Remember, the goal of training your pet for community service is not just to help others, but also to create a stronger bond and deeper connection between you and your pet. Enjoy the journey, and appreciate the unique opportunity to work together with your pet to make a positive impact in your community.

Preparing for Your Role as a Puppy Raiser

Once your dog has mastered the basics and is comfortable in new environments, you may want to consider taking on the role of a puppy raiser. Puppy raisers are volunteers who commit to socializing and training a service dog puppy for about a year, ensuring they are well-prepared for their future role as a service dog.

As a puppy raiser, you can expect to spend significant time each day working on the puppy’s socialization and basic obedience training. This includes introducing the puppy to a variety of people, places, and experiences, as well as reinforcing positive behavior through the use of commands such as sit, stay, and come.

Being a puppy raiser also requires a strong commitment to the puppy’s welfare. This means providing regular veterinary care, feeding a nutritious diet, and ensuring the puppy has plenty of opportunities to play and relax.

Before you decide to become a puppy raiser, it’s essential to consider whether you have the time, resources, and lifestyle that can accommodate the responsibilities that come with raising a service dog puppy. Volunteering as a puppy raiser is a significant commitment, but it’s also a rewarding experience that can have a profound impact on the life of a person with a disability.

To become a puppy raiser, you’ll need to fill out a volunteer application and go through a background check. Many organizations also require puppy raisers to attend training sessions and provide regular updates on the puppy’s progress.

Pet Partners: A Pathway to Therapy Dog Training

One reputable organization that offers a pathway to therapy dog training is Pet Partners.

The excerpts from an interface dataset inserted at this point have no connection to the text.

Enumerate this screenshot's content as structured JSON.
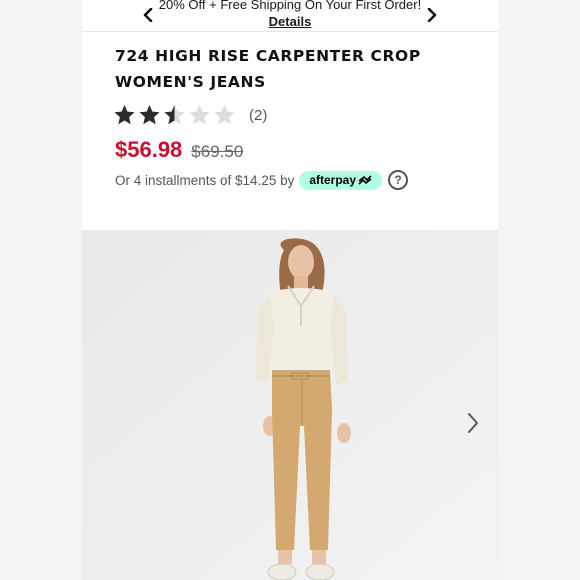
{
  "promo": {
    "text": "20% Off + Free Shipping On Your First Order!",
    "link_label": "Details"
  },
  "product": {
    "title_line1": "724 HIGH RISE CARPENTER CROP",
    "title_line2": "WOMEN'S JEANS",
    "rating": 2.5,
    "rating_max": 5,
    "review_count": "(2)",
    "sale_price": "$56.98",
    "original_price": "$69.50",
    "installments_text": "Or 4 installments of $14.25 by",
    "afterpay_label": "afterpay",
    "help_label": "?"
  },
  "colors": {
    "sale_price": "#c8102e",
    "afterpay_badge": "#b2fce4",
    "star_filled": "#2b2b2b",
    "star_empty": "#dddddd"
  },
  "icons": {
    "promo_prev": "chevron-left-icon",
    "promo_next": "chevron-right-icon",
    "image_next": "chevron-right-icon",
    "star": "star-icon",
    "help": "question-circle-icon"
  }
}
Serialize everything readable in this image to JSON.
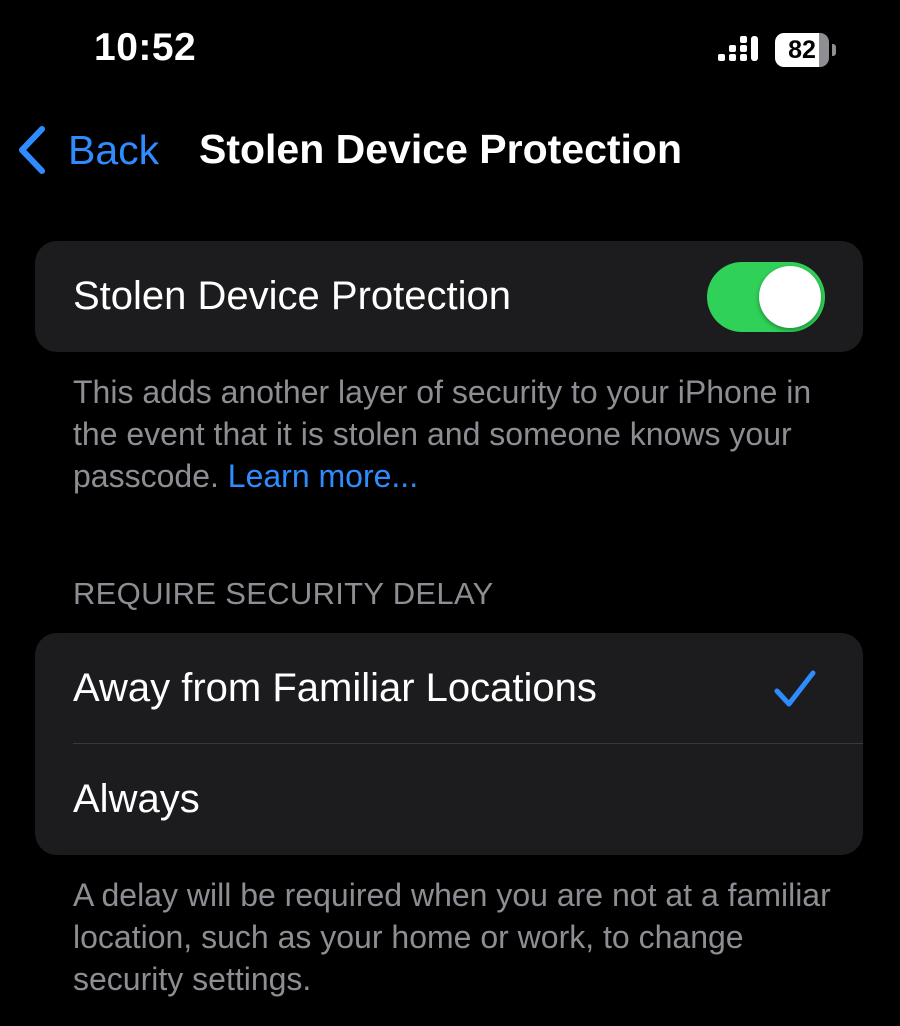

Pet Partners is a non-profit organization that specializes in training and certifying therapy dogs and their handlers to meet specific standards of behavior and professionalism.

As part of their program, Pet Partners provides comprehensive training resources, guidelines, and support to help you and your dog become effective therapy dog partners. This includes an online course and an in-person evaluation, where your dog will be assessed on various tasks and their ability to behave appropriately in various situations.

Once your dog has passed the evaluation, they will be officially certified as a therapy dog, and you will be able to start participating in therapy dog visits with them.

Remember, therapy dogs are different from service dogs in that they are not trained to perform specific tasks for a person with a disability. Instead, therapy dogs are meant to provide comfort and companionship to a wide range of people, including those in hospitals, nursing homes, schools, and other facilities.

Conclusion: The Rewarding Journey of Training Your Dog for Community Service

Training your dog to participate in pet-friendly community service projects can be a rewarding journey for both of you. Whether you’re interested in becoming a puppy raiser, a therapy dog handler, or simply want to volunteer with your dog in your community, there are numerous ways you can use your dog’s skills and companionship to make a positive impact.

Remember, it’s not just about the end result. The training process itself can be an enriching experience that strengthens the bond between you and your pet. It offers an opportunity for you to learn more about your dog’s capabilities, to deepen your understanding of their behavior, and to help them develop valuable skills that can benefit others.

While it may require a significant commitment of time and effort, the rewards of training your pet for community service extend far beyond the satisfaction of volunteering. It’s about the joy of working together with your pet, the pride of seeing them grow and succeed, and the happiness of knowing you’re making a positive difference in the lives of others. So, start your training journey today and discover the unique joy of combining your love for your pet with your passion for helping others.